Here’s why sex addiction can be a problematic label.
You may think you're a sex addict.
I have lots of clients who approach me because they are worried that they are sex (or porn) addicts. They are usually in distress, have possibly engaged in activities with problematic legal, health or relationship consequences and they want to change things. Maybe they’ve tried to make changes and nothing has worked.
Often they come in feeling like there is something wrong with them and may have self-diagnosed themselves as a sex addict. Traditionally, the label sex addict has been used to explain problematic sexual behaviors using the same disease model often used for substances like meth, cocaine, and alcohol. In past years, 12 step groups for sex addiction were created and offered support for problematic sexual behaviors. For some individuals, viewing their sexual behavior through this lens and seeking the support of a 12 step group has been helpful in changing behaviors and feeling like their sex lives are less problematic and distressing.
Shortcomings of the sex addiction model.
In working with men around problematic sexual behaviors, I've often noticed a sense of powerlessness and feelings of shame. They've taken on a label, “I’m a sex addict,” and it can feel as if this is a permanent condition that they’ll never be able to get over or that they will always have to fight. Sex becomes a minefield and something to dread. There is a struggle to feel good about sex and a feeling that sex just gets them into trouble and causes problems. It can be a narrow and inflexible way to live. It also can lead to viewing sex as something pathological.
I see a big shortcoming of this model in that sex doesn’t work like other substances. Sex (when it is consensual) is a healthy and meaningful way of connecting with another. There is no useful definition of what kind of sex is pathological or how much sex is too much sex. The same amount of porn use or number of sex partners can be healthy for one person and problematic for another.
There is a bigger problem with this model: there isn't enough data to support it as an addiction or that treating it as an addiction is effective. In fact, the principle resource for diagnosing mental health issues, the Diagnostic and Statistical Manual of Mental Disorders (DSM-V), does not list sex addiction as a disorder and the primary association for sex therapy, the American Association of Sexuality Educators, Counselors and Therapists (AASECT), has issued a statement about why viewing sex as an addiction is problematic.
A different way to look at this: the out of control sexual behavior (OCSB) model.
Just because sex doesn’t fit well in the addiction model doesn’t mean that it can’t be problematic. For many men, their sexual behaviors have serious consequences on their relationships, their jobs, and their health. It can feel like this is a part of their life that doesn’t feel in control.
The out of control sexual behavior (OCSB) model offers a way to honestly assess what is working and what isn’t working in your sex life. Rather than view yourself as powerless, it helps to create a path for moving toward a healthier life. What feels out of control and what can you do about it?
What can you do with the OCSB framework?

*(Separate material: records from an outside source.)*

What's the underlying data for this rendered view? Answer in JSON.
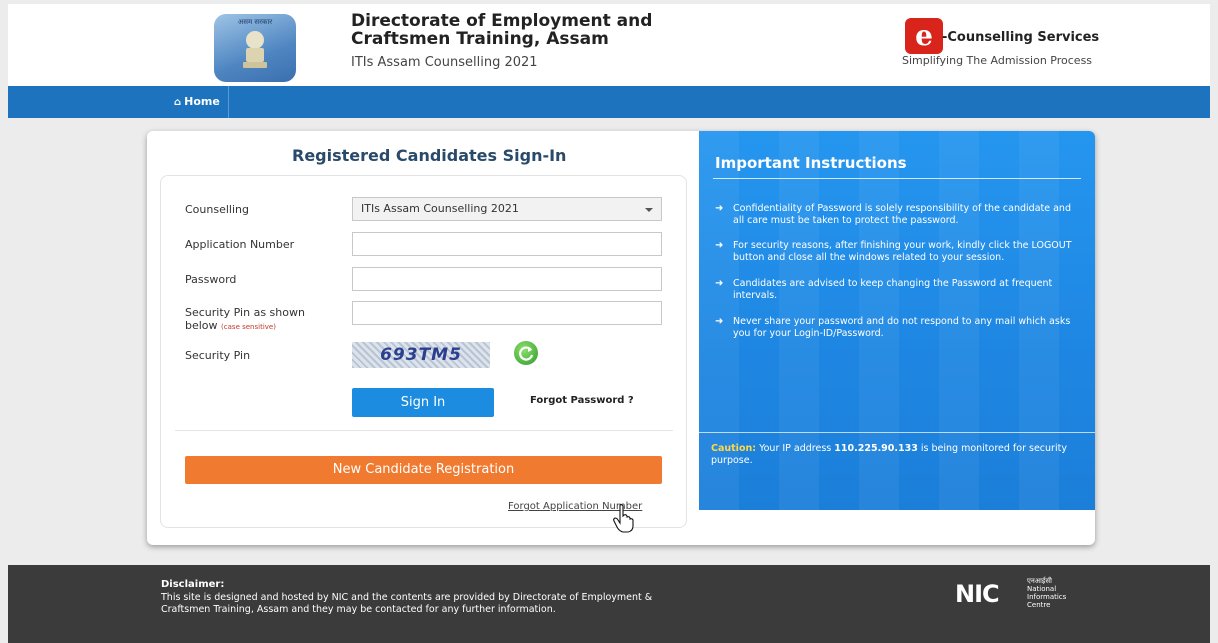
{
  "header": {
    "emblem_text": "असम सरकार",
    "title_line1": "Directorate of Employment and",
    "title_line2": "Craftsmen Training, Assam",
    "subtitle": "ITIs Assam Counselling 2021",
    "ec_logo_letter": "e",
    "ec_title": "-Counselling Services",
    "ec_tagline": "Simplifying The Admission Process"
  },
  "nav": {
    "home_label": "Home"
  },
  "signin": {
    "title": "Registered Candidates Sign-In",
    "counselling_label": "Counselling",
    "counselling_value": "ITIs Assam Counselling 2021",
    "application_label": "Application Number",
    "application_value": "",
    "password_label": "Password",
    "password_value": "",
    "secpin_label": "Security Pin as shown below",
    "secpin_note": "(case sensitive)",
    "secpin_value": "",
    "captcha_label": "Security Pin",
    "captcha_text": "693TM5",
    "signin_button": "Sign In",
    "forgot_password": "Forgot Password ?",
    "register_button": "New Candidate Registration",
    "forgot_application": "Forgot Application Number"
  },
  "instructions": {
    "title": "Important Instructions",
    "items": [
      "Confidentiality of Password is solely responsibility of the candidate and all care must be taken to protect the password.",
      "For security reasons, after finishing your work, kindly click the LOGOUT button and close all the windows related to your session.",
      "Candidates are advised to keep changing the Password at frequent intervals.",
      "Never share your password and do not respond to any mail which asks you for your Login-ID/Password."
    ],
    "caution_label": "Caution:",
    "caution_pre": "Your IP address",
    "caution_ip": "110.225.90.133",
    "caution_post": "is being monitored for security purpose."
  },
  "footer": {
    "disclaimer_title": "Disclaimer:",
    "disclaimer_text": "This site is designed and hosted by NIC and the contents are provided by Directorate of Employment & Craftsmen Training, Assam and they may be contacted for any further information.",
    "nic_logo": "NIC",
    "nic_hindi": "एनआईसी",
    "nic_line1": "National",
    "nic_line2": "Informatics",
    "nic_line3": "Centre"
  },
  "colors": {
    "nav": "#1e73be",
    "signin_button": "#1b8cdf",
    "register_button": "#f07a30",
    "instructions_panel": "#1e86e2",
    "footer": "#3b3b3b"
  }
}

How might you feel “in control” of your sex life? What would sex look like in order to feel like it was a healthy part of your identity? There are a number of ways to explore what healthy sexuality would look like and you can read more about this here. As you consider this you might notice that there are areas that feel easy to change, areas where you feel ambivalent about making changes, and areas where you may not want to change or need some support to make change happen.
Once you think about what healthy sexual behavior would look like, what can you do next? Simply changing a behavior usually isn’t enough. Typically out of control behaviors are motivated by painful experiences such as depression, anxiety, shame, and past traumas, as well as problematic beliefs and thoughts. In other words, out of control sexual behaviors are usually attempts to not feel pain. If you stop the behavior, you’ll need to find another way to deal with the pain. That’s where therapy can help.
How to move forward.
If you have sexual behaviors that feel problematic and out of control, being honest about what motivates your behavior (your thoughts, feelings, painful memories, etc) is an important step in making change happen. Working with a therapist can also be a good strategy for identifying healthy coping skills, addressing the underlying issues, and getting support to make real change happen. Ultimately, it is possible to create a sex life that feels happy and healthy and in control.